A study of the diets of boys and girls living in Andhra Pradesh and Telengana has found that by the age of 15, boys are likely to be eating a wider variety of foods than girls, particularly in families with high aspirations for their children’s education.

The study by the University of Oxford and Imperial College London says adolescent girls are less likely than boys to consume those costlier foods that are rich in proteins, vitamins and micronutrients necessary for healthy development.

Researchers from the Young Lives study interviewed children and their parents, or guardians, in the two states and collected data from the same samples of about 1,000 older children and 2,000 younger children in 2006, 2009 and 2013 when the subjects were five, eight, 12 and 15 years old.
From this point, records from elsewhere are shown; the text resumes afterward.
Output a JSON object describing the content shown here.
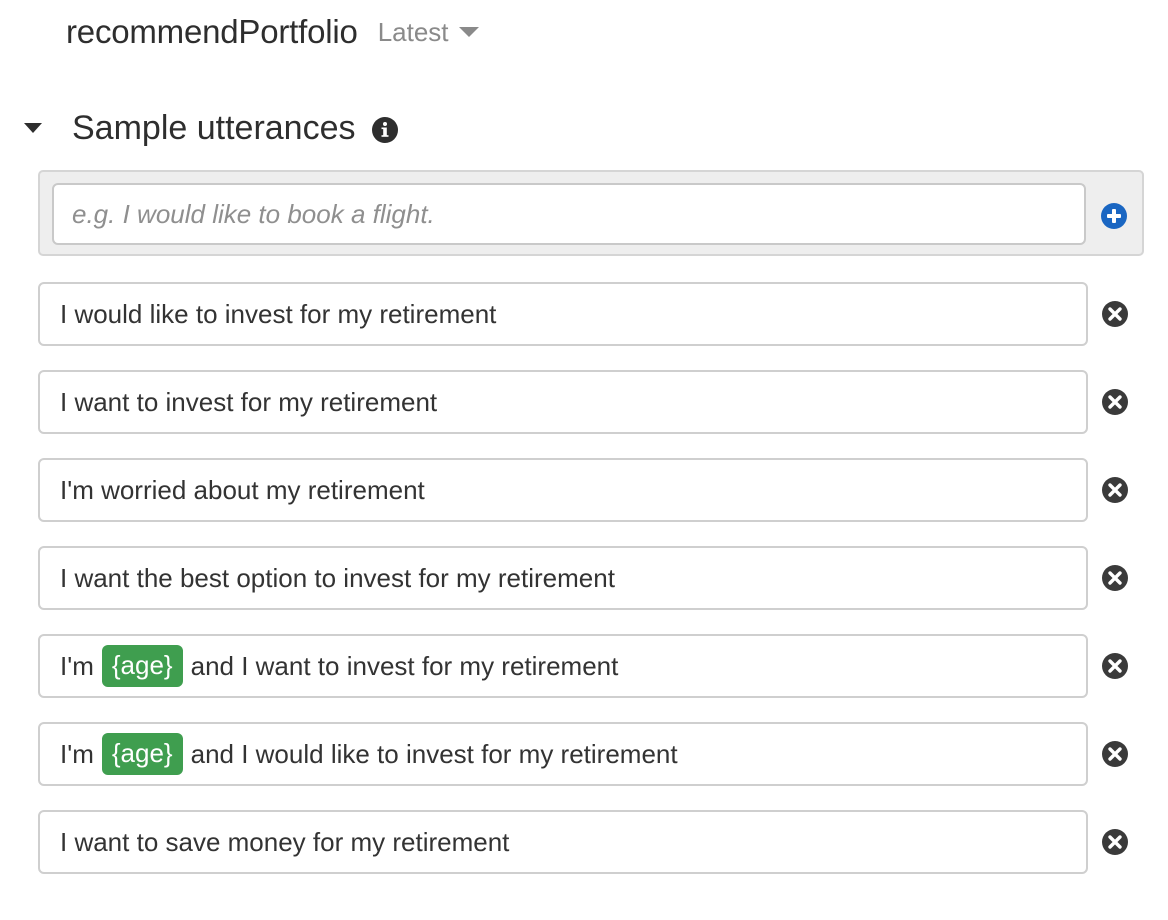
{
  "header": {
    "intent_name": "recommendPortfolio",
    "version_label": "Latest"
  },
  "section": {
    "title": "Sample utterances",
    "icons": {
      "collapse": "caret-down-icon",
      "info": "info-icon"
    }
  },
  "add_utterance": {
    "placeholder": "e.g. I would like to book a flight.",
    "value": "",
    "button_icon": "plus-circle-icon",
    "accent_color": "#1a66c2"
  },
  "utterances": [
    {
      "before": "I would like to invest for my retirement",
      "slot": "",
      "after": ""
    },
    {
      "before": "I want to invest for my retirement",
      "slot": "",
      "after": ""
    },
    {
      "before": "I'm worried about my retirement",
      "slot": "",
      "after": ""
    },
    {
      "before": "I want the best option to invest for my retirement",
      "slot": "",
      "after": ""
    },
    {
      "before": "I'm",
      "slot": "{age}",
      "after": "and I want to invest for my retirement"
    },
    {
      "before": "I'm",
      "slot": "{age}",
      "after": "and I would like to invest for my retirement"
    },
    {
      "before": "I want to save money for my retirement",
      "slot": "",
      "after": ""
    }
  ],
  "remove_icon": "close-circle-icon",
  "colors": {
    "slot_background": "#3f9e4f",
    "remove_icon": "#3a3a3a"
  }
}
The children (or their parents or guardians if they were under the age of eight) were asked about what they had eaten in the past 24 hours. These foods were grouped into seven different groups: eggs, milk and dairy products, legumes, pulses and nuts, root vegetables, fruit, meat and fish, oil, and cereals.

The researchers found that at the ages of five, eight and 12, the diets of boys and girls were fairly similar.

Read more: Oxford study links malnutrition in AP to global recession

However, by the age of 15, a gender gap appeared with the boys likely to eat half a food group more than girls of the same age. The results showed a gap even after controlling for other factors such as the onset of puberty, time spent working or at school, or dietary behaviours such as number of meals.

The study found the gender gap in diet was linked with the parents’ educational aspirations, and not with other potential factors such as household income or the mother’s educational background. The gender gap was also found to be not as strong in families with low academic aspirations for their children.

The study highlighted the fact that India has the world’s highest population of 10 to 24-year-olds, and the world’s highest burden of malnutrition, with children and young women being the most malnourished groups.

Study author Elisabetta Aurino, said: “The way that food is doled out within households may reflect parents’ investment in their children’s education and health. Previous research by Young Lives has already shown there are gender differences in the educational outcomes and aspirations for boys and girls, which become particularly marked during adolescence.

“This latest study shows that even if parents claim to have high education aspirations for their children, regardless of sex, in practice they are investing more in their teenage sons who are more likely to eat the more nutritional, expensive foods.”